Howler Monkey Sauce is a hot sauce company out of Jacksonville Beach, Florida. Like many hot sauce makers, they got their inspiration from a hot sauce they love, and tried to imitate the qualities they love and bring their own spice a flavor. This is our fourth hot sauce profile from the Jacksonville Beach/St.Augustine area.
How Howler Monkey Sauce Began-
Howler Monkey Sauce, Inc. started in our kitchens. The concept of our sauce however, had been around for quite some time. Tom and I both grew up in the former Panama Canal Zone, a United States territory surrounding the Panama Canal. After we moved to Florida, in the late 90’s, we found that with each trip back to visit we had a common item being brought back in our suitcases…Aji Chombo hot sauce!
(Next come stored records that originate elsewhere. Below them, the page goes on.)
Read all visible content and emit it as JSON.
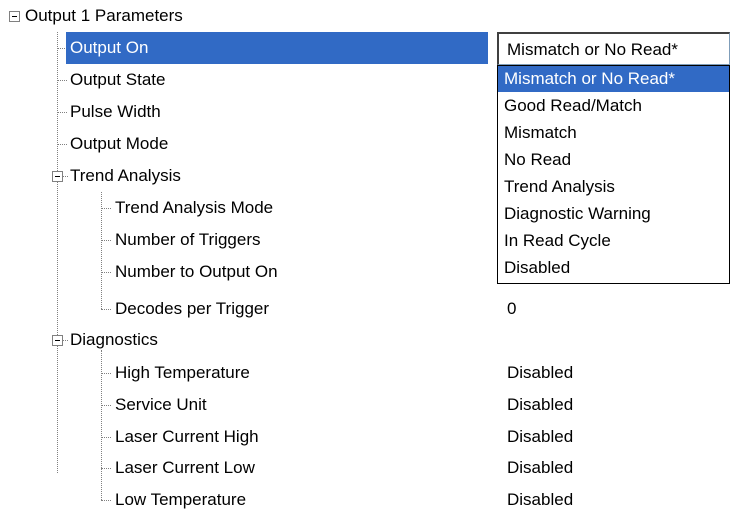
{
  "tree": {
    "root": {
      "label": "Output 1 Parameters"
    },
    "output_on": {
      "label": "Output On"
    },
    "output_state": {
      "label": "Output State"
    },
    "pulse_width": {
      "label": "Pulse Width"
    },
    "output_mode": {
      "label": "Output Mode"
    },
    "trend_analysis": {
      "label": "Trend Analysis",
      "mode": {
        "label": "Trend Analysis Mode"
      },
      "triggers": {
        "label": "Number of Triggers"
      },
      "output_on": {
        "label": "Number to Output On"
      },
      "decodes": {
        "label": "Decodes per Trigger",
        "value": "0"
      }
    },
    "diagnostics": {
      "label": "Diagnostics",
      "items": [
        {
          "label": "High Temperature",
          "value": "Disabled"
        },
        {
          "label": "Service Unit",
          "value": "Disabled"
        },
        {
          "label": "Laser Current High",
          "value": "Disabled"
        },
        {
          "label": "Laser Current Low",
          "value": "Disabled"
        },
        {
          "label": "Low Temperature",
          "value": "Disabled"
        }
      ]
    }
  },
  "combo": {
    "value": "Mismatch or No Read*"
  },
  "dropdown": {
    "options": [
      "Mismatch or No Read*",
      "Good Read/Match",
      "Mismatch",
      "No Read",
      "Trend Analysis",
      "Diagnostic Warning",
      "In Read Cycle",
      "Disabled"
    ]
  },
  "colors": {
    "selection": "#316ac5",
    "tree_lines": "#808080"
  }
}
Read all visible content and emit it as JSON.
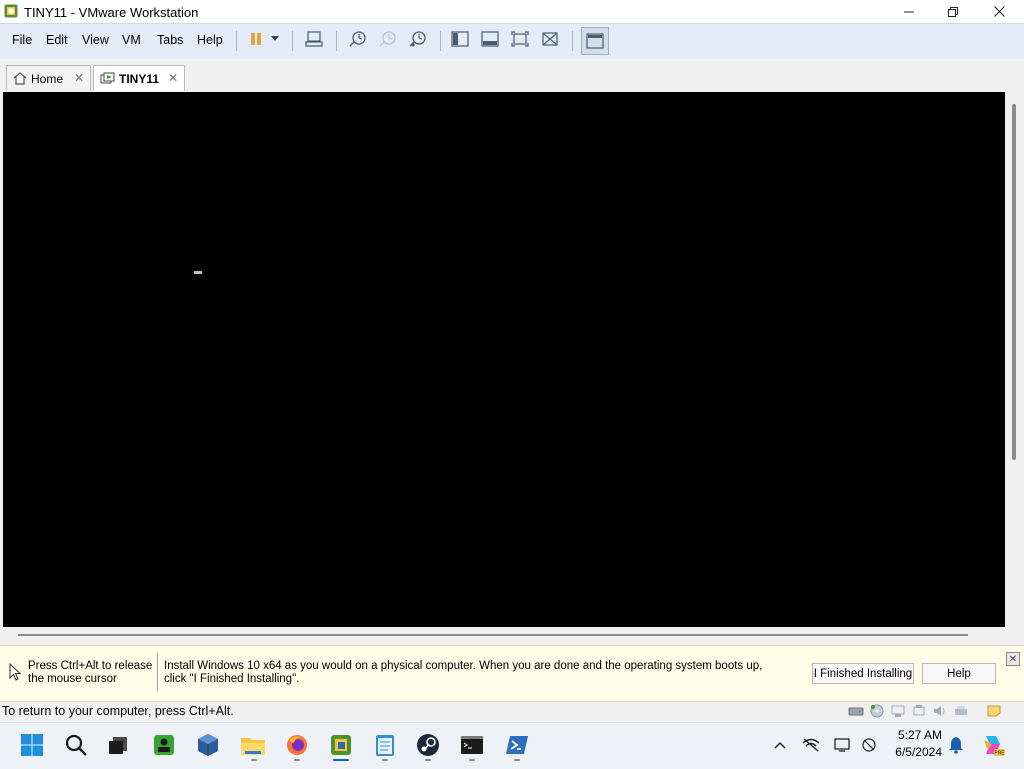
{
  "window": {
    "title": "TINY11 - VMware Workstation",
    "controls": [
      "minimize",
      "maximize",
      "close"
    ]
  },
  "menu": {
    "items": [
      "File",
      "Edit",
      "View",
      "VM",
      "Tabs",
      "Help"
    ]
  },
  "toolbar": {
    "icons": [
      "pause-icon",
      "dropdown-icon",
      "send-ctrl-alt-del-icon",
      "snapshot-take-icon",
      "snapshot-revert-icon",
      "snapshot-manager-icon",
      "library-icon",
      "thumbnail-bar-icon",
      "fullscreen-icon",
      "unity-icon",
      "console-view-icon"
    ]
  },
  "tabs": [
    {
      "label": "Home",
      "active": false
    },
    {
      "label": "TINY11",
      "active": true
    }
  ],
  "hint": {
    "release_text": "Press Ctrl+Alt to release the mouse cursor",
    "message": "Install Windows 10 x64 as you would on a physical computer. When you are done and the operating system boots up, click \"I Finished Installing\".",
    "finished_button": "I Finished Installing",
    "help_button": "Help"
  },
  "status": {
    "text": "To return to your computer, press Ctrl+Alt."
  },
  "taskbar": {
    "apps": [
      "start-icon",
      "search-icon",
      "task-view-icon",
      "app-green-icon",
      "virtualbox-icon",
      "file-explorer-icon",
      "firefox-icon",
      "vmware-icon",
      "notepad-icon",
      "steam-icon",
      "terminal-icon",
      "powershell-icon"
    ],
    "time": "5:27 AM",
    "date": "6/5/2024"
  },
  "colors": {
    "vm_screen": "#000000",
    "hint_bg": "#fffce7",
    "accent": "#0067c0"
  }
}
Aji Chombo is a hot sauce unique to Panama, traditionally made with Aji Chombo peppers which are a Scotch Bonnet and Habanero variety. So Tom and I decided that rather than bringing Aji Chombo back with us each time they traveled, we would take a stab of making our own version. So Howler Monkey Sauce, Inc was born with our first production date being 6/28/10.
Our operation and sauces
We have a strong presence in North Florida and the Tampa Bay area. We produce our sauce in St. Augustine, our headquarter is in Jacksonville Beach. Our current distribution to restaurants is concentrated in North Florida and the Florida Panhandle. We also have distribution to grocery in the Tampa area expanding into Orlando. We handle on all online orders personally through our website www.howlermonkeysauce.com. We have 4 flavors; Original, Hot, Amarillo and Verde. Our most popular sauce is the Original. The original does well because it is an excellent replacement to your
ordinary table sauces you typically find in a restaurant.
Interesting learning by making lots of Hot Sauce
Something we found out the hard way was that when dealing with an all natural product you have to expect a variance from one batch to the next. We found that peppers grown in the dry season tend to be hotter as that is their internal mechanism for dealing with drought. Peppers harvested in the rainy season are less hot and have more water content.